--- Instructions for the task ---
Quote all of the data below exactly, please.

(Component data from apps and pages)
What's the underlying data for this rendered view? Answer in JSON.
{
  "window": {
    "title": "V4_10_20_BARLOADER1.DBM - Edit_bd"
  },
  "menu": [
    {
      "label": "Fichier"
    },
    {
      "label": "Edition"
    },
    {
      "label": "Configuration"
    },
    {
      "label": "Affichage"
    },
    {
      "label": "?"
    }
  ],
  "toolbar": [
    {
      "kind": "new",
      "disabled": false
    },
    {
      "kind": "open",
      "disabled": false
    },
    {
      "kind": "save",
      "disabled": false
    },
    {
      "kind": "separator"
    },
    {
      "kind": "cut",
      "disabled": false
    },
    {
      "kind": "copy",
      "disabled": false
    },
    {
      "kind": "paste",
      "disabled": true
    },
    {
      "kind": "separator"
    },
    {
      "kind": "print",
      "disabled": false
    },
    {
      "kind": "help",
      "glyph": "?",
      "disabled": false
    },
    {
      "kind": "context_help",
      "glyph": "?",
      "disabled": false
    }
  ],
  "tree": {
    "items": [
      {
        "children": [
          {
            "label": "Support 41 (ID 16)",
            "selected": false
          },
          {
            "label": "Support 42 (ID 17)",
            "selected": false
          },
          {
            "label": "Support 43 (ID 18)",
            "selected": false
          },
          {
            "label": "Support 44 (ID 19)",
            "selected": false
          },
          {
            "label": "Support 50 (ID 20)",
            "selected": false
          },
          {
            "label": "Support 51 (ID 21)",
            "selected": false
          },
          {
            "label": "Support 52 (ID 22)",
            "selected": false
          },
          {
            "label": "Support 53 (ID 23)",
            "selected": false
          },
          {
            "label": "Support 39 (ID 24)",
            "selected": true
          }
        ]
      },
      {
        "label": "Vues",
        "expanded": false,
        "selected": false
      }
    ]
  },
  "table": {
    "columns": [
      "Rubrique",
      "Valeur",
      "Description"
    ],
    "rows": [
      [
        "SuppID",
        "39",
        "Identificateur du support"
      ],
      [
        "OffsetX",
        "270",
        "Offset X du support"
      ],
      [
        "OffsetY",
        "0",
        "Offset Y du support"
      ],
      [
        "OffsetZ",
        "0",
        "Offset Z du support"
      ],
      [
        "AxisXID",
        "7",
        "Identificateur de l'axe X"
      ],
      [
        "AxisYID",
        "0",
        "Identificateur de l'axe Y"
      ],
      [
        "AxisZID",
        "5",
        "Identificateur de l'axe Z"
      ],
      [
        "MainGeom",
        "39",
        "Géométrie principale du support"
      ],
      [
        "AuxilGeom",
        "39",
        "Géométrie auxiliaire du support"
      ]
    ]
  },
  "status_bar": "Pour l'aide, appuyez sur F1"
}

--- Solution for this exercise ---
What's the underlying data for this rendered view? Answer in JSON.
{
  "window": {
    "title": "V4_10_20_BARLOADER1.DBM - Edit_bd"
  },
  "menu": [
    {
      "label": "Fichier"
    },
    {
      "label": "Edition"
    },
    {
      "label": "Configuration"
    },
    {
      "label": "Affichage"
    },
    {
      "label": "?"
    }
  ],
  "toolbar": [
    {
      "kind": "new",
      "disabled": false
    },
    {
      "kind": "open",
      "disabled": false
    },
    {
      "kind": "save",
      "disabled": false
    },
    {
      "kind": "separator"
    },
    {
      "kind": "cut",
      "disabled": false
    },
    {
      "kind": "copy",
      "disabled": false
    },
    {
      "kind": "paste",
      "disabled": true
    },
    {
      "kind": "separator"
    },
    {
      "kind": "print",
      "disabled": false
    },
    {
      "kind": "help",
      "glyph": "?",
      "disabled": false
    },
    {
      "kind": "context_help",
      "glyph": "?",
      "disabled": false
    }
  ],
  "tree": {
    "items": [
      {
        "children": [
          {
            "label": "Support 41 (ID 16)",
            "selected": false
          },
          {
            "label": "Support 42 (ID 17)",
            "selected": false
          },
          {
            "label": "Support 43 (ID 18)",
            "selected": false
          },
          {
            "label": "Support 44 (ID 19)",
            "selected": false
          },
          {
            "label": "Support 50 (ID 20)",
            "selected": false
          },
          {
            "label": "Support 51 (ID 21)",
            "selected": false
          },
          {
            "label": "Support 52 (ID 22)",
            "selected": false
          },
          {
            "label": "Support 53 (ID 23)",
            "selected": false
          },
          {
            "label": "Support 39 (ID 24)",
            "selected": true
          }
        ]
      },
      {
        "label": "Vues",
        "expanded": false,
        "selected": false
      }
    ]
  },
  "table": {
    "columns": [
      "Rubrique",
      "Valeur",
      "Description"
    ],
    "rows": [
      [
        "SuppID",
        "39",
        "Identificateur du support"
      ],
      [
        "OffsetX",
        "270",
        "Offset X du support"
      ],
      [
        "OffsetY",
        "0",
        "Offset Y du support"
      ],
      [
        "OffsetZ",
        "0",
        "Offset Z du support"
      ],
      [
        "AxisXID",
        "7",
        "Identificateur de l'axe X"
      ],
      [
        "AxisYID",
        "0",
        "Identificateur de l'axe Y"
      ],
      [
        "AxisZID",
        "5",
        "Identificateur de l'axe Z"
      ],
      [
        "MainGeom",
        "39",
        "Géométrie principale du support"
      ],
      [
        "AuxilGeom",
        "39",
        "Géométrie auxiliaire du support"
      ]
    ]
  },
  "status_bar": "Pour l'aide, appuyez sur F1"
}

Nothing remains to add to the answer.